Indicia may be provided on one or both sides of the hydrometer to instruct the user how to operate the device. To this end, an instruction label may be affixed to portion 62 of side 28 and a "Boiling Point" information label 64 may also be affixed to side 28 in calibration with pointer 24. A "Freeze Point" information label 66 may be affixed to side 30 in calibration with pointer 24.

In the operation of the hydrometer 10, intake tube 16 is placed into the automobile radiator and the radiator fluid is ingested into float chamber 22 by first squeezing and then releasing the bulb 14. Enough fluid should be ingested to totally immerse float 24, and the device is then removed from the radiator and pointer 34 is aligned with vertical lines 42, 43. The negative pressure created by flexing bulb 14 and atmospheric pressure operate to help keep the liquid sample in the chamber 22. When such alignment of pointer 34 occurs, point 68 of the float 24 will be pointing towards its "Boiling Point" numeral if side 28 is viewed and its "Freeze Point" numeral if side 30 is viewed. Although the antifreeze ingested into the float chamber may be very hot, the operator handling the hydrometer 10 will not feel the heat because of the insulating effect provided by the flanges formed at the edges of body 12 due to the greater width of sides 28 and 30 than the distance between the walls 18 and 20 defining the float chamber 22. While the use of the device has been discussed in connection with hot liquid, it will be understood that the tester also tests gravity of cold liquids.

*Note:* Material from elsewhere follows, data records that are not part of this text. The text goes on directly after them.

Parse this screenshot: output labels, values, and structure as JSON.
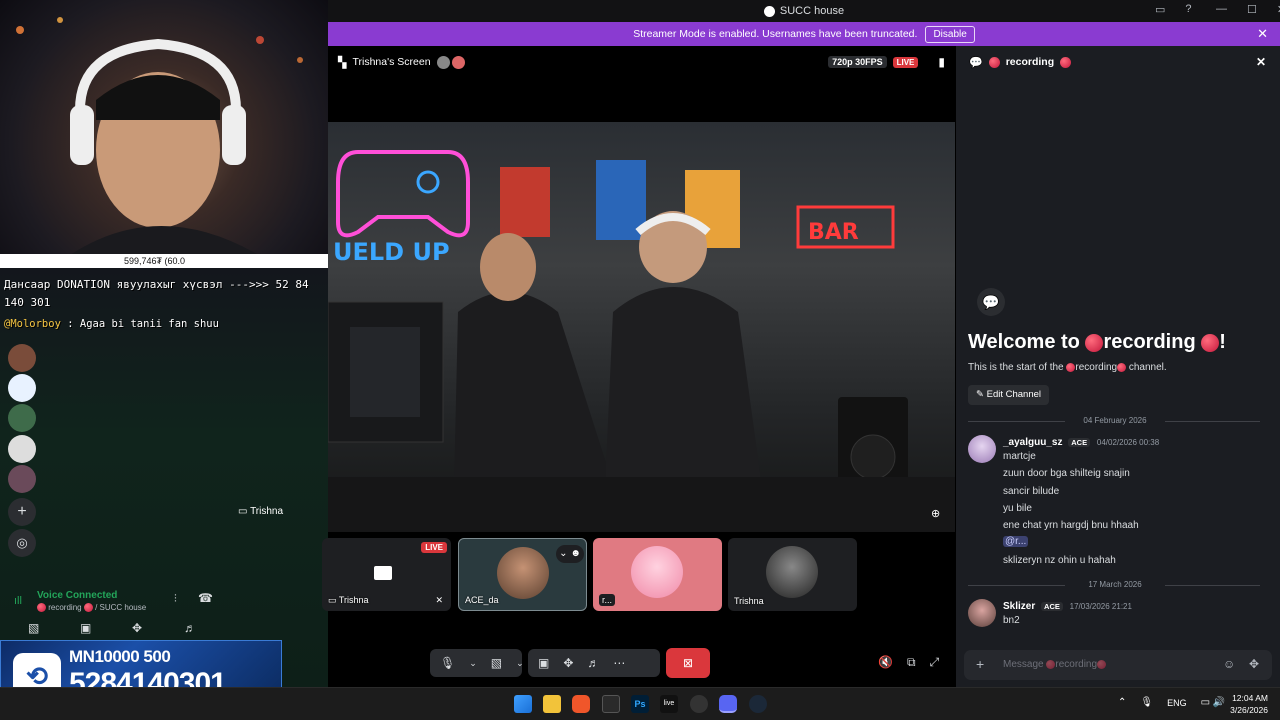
{
  "window": {
    "title": "SUCC house"
  },
  "banner": {
    "text": "Streamer Mode is enabled. Usernames have been truncated.",
    "button": "Disable"
  },
  "stage": {
    "screen_title": "Trishna's Screen",
    "quality": "720p 30FPS",
    "live": "LIVE",
    "sharer_label": "Trishna"
  },
  "overlay": {
    "alert_text": "599,746₮ (60.0",
    "ticker_line1": "Дансаар DONATION явуулахыг хүсвэл --->>> 52 84",
    "ticker_line2": "140 301",
    "chat_user": "@Molorboy",
    "chat_msg": ": Agaa bi tanii fan shuu",
    "donation_top": "MN10000 500",
    "donation_number": "5284140301"
  },
  "voice": {
    "status": "Voice Connected",
    "channel": "recording",
    "server": "/ SUCC house"
  },
  "tiles": [
    {
      "name": "Trishna",
      "live": "LIVE"
    },
    {
      "name": "ACE_da"
    },
    {
      "name": "r..."
    },
    {
      "name": "Trishna"
    }
  ],
  "chat": {
    "channel": "recording",
    "welcome_prefix": "Welcome to",
    "welcome_suffix": "!",
    "start_prefix": "This is the start of the",
    "start_suffix": "channel.",
    "edit_channel": "Edit Channel",
    "divider1": "04 February 2026",
    "msg1": {
      "author": "_ayalguu_sz",
      "badge": "ACE",
      "time": "04/02/2026 00:38",
      "lines": [
        "martcje",
        "zuun door bga shilteig snajin",
        "sancir bilude",
        "yu bile",
        "ene chat yrn hargdj bnu hhaah",
        "@r...",
        "sklizeryn nz ohin u hahah"
      ]
    },
    "divider2": "17 March 2026",
    "msg2": {
      "author": "Sklizer",
      "badge": "ACE",
      "time": "17/03/2026 21:21",
      "lines": [
        "bn2"
      ]
    },
    "placeholder": "Message",
    "placeholder_channel": "recording"
  },
  "taskbar": {
    "lang": "ENG",
    "time": "12:04 AM",
    "date": "3/26/2026"
  },
  "colors": {
    "accent": "#8a3bd1",
    "live": "#da373c",
    "chat_bg": "#1b1d22"
  }
}
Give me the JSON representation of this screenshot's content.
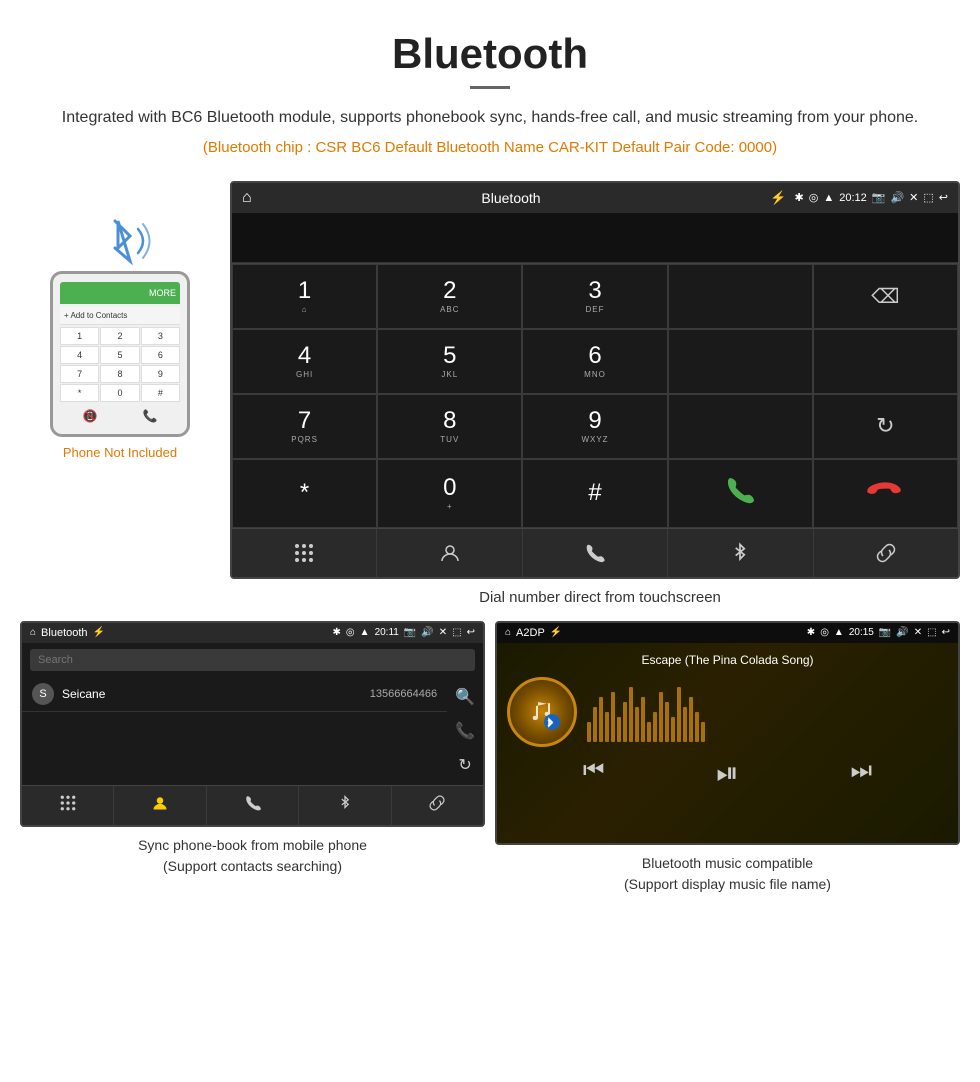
{
  "header": {
    "title": "Bluetooth",
    "description": "Integrated with BC6 Bluetooth module, supports phonebook sync, hands-free call, and music streaming from your phone.",
    "specs": "(Bluetooth chip : CSR BC6    Default Bluetooth Name CAR-KIT    Default Pair Code: 0000)"
  },
  "dial_screen": {
    "status_bar": {
      "home_icon": "⌂",
      "title": "Bluetooth",
      "usb_icon": "⚡",
      "bt_icon": "✱",
      "location_icon": "◎",
      "wifi_icon": "▲",
      "time": "20:12",
      "camera_icon": "📷",
      "volume_icon": "🔊",
      "close_icon": "✕",
      "window_icon": "⬚",
      "back_icon": "↩"
    },
    "keys": [
      {
        "main": "1",
        "sub": "⌂"
      },
      {
        "main": "2",
        "sub": "ABC"
      },
      {
        "main": "3",
        "sub": "DEF"
      },
      {
        "main": "",
        "sub": ""
      },
      {
        "main": "⌫",
        "sub": ""
      },
      {
        "main": "4",
        "sub": "GHI"
      },
      {
        "main": "5",
        "sub": "JKL"
      },
      {
        "main": "6",
        "sub": "MNO"
      },
      {
        "main": "",
        "sub": ""
      },
      {
        "main": "",
        "sub": ""
      },
      {
        "main": "7",
        "sub": "PQRS"
      },
      {
        "main": "8",
        "sub": "TUV"
      },
      {
        "main": "9",
        "sub": "WXYZ"
      },
      {
        "main": "",
        "sub": ""
      },
      {
        "main": "↻",
        "sub": ""
      },
      {
        "main": "*",
        "sub": ""
      },
      {
        "main": "0",
        "sub": "+"
      },
      {
        "main": "#",
        "sub": ""
      },
      {
        "main": "📞",
        "sub": ""
      },
      {
        "main": "📵",
        "sub": ""
      }
    ],
    "bottom_nav": [
      "⊞",
      "👤",
      "📞",
      "✱",
      "🔗"
    ],
    "caption": "Dial number direct from touchscreen"
  },
  "phonebook_screen": {
    "status_bar_title": "Bluetooth",
    "time": "20:11",
    "search_placeholder": "Search",
    "contact": {
      "initial": "S",
      "name": "Seicane",
      "number": "13566664466"
    },
    "side_icons": [
      "🔍",
      "📞",
      "↻"
    ],
    "bottom_nav": [
      "⊞",
      "👤",
      "📞",
      "✱",
      "🔗"
    ],
    "caption": "Sync phone-book from mobile phone\n(Support contacts searching)"
  },
  "music_screen": {
    "status_bar_title": "A2DP",
    "time": "20:15",
    "song_title": "Escape (The Pina Colada Song)",
    "controls": [
      "⏮",
      "⏯",
      "⏭"
    ],
    "caption": "Bluetooth music compatible\n(Support display music file name)"
  },
  "phone_not_included": "Phone Not Included",
  "dial_keys_labels": {
    "1_sub": "⌂",
    "2_sub": "ABC",
    "3_sub": "DEF",
    "4_sub": "GHI",
    "5_sub": "JKL",
    "6_sub": "MNO",
    "7_sub": "PQRS",
    "8_sub": "TUV",
    "9_sub": "WXYZ",
    "0_sub": "+"
  }
}
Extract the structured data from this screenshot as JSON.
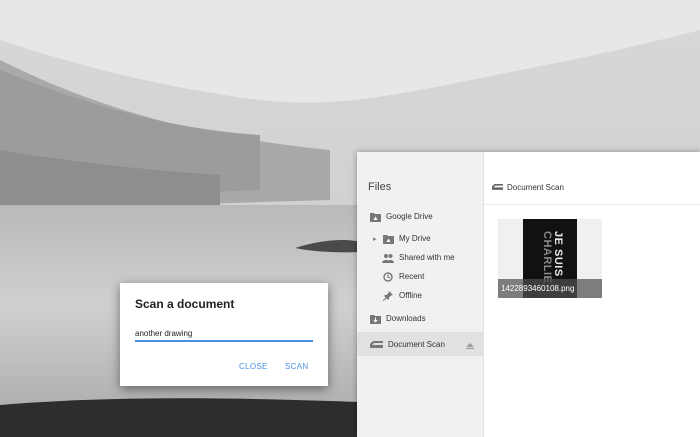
{
  "files_app": {
    "title": "Files",
    "sidebar": {
      "items": [
        {
          "label": "Google Drive",
          "icon": "drive-folder-icon"
        },
        {
          "label": "My Drive",
          "icon": "my-drive-icon"
        },
        {
          "label": "Shared with me",
          "icon": "people-icon"
        },
        {
          "label": "Recent",
          "icon": "clock-icon"
        },
        {
          "label": "Offline",
          "icon": "pin-icon"
        },
        {
          "label": "Downloads",
          "icon": "download-folder-icon"
        },
        {
          "label": "Document Scan",
          "icon": "scanner-icon",
          "selected": true
        }
      ]
    },
    "breadcrumb": "Document Scan",
    "files": [
      {
        "name": "1422893460108.png",
        "thumbnail_text_1": "JE SUIS",
        "thumbnail_text_2": "CHARLIE"
      }
    ]
  },
  "scan_dialog": {
    "title": "Scan a document",
    "input_value": "another drawing",
    "close_label": "CLOSE",
    "scan_label": "SCAN",
    "accent_color": "#4a90e2"
  }
}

Although an illustrative embodiment of the invention has been shown and described, it is to be understood that various modifications and substitutions may be made by those skilled in the art without departing from the spirit and scope of the present invention.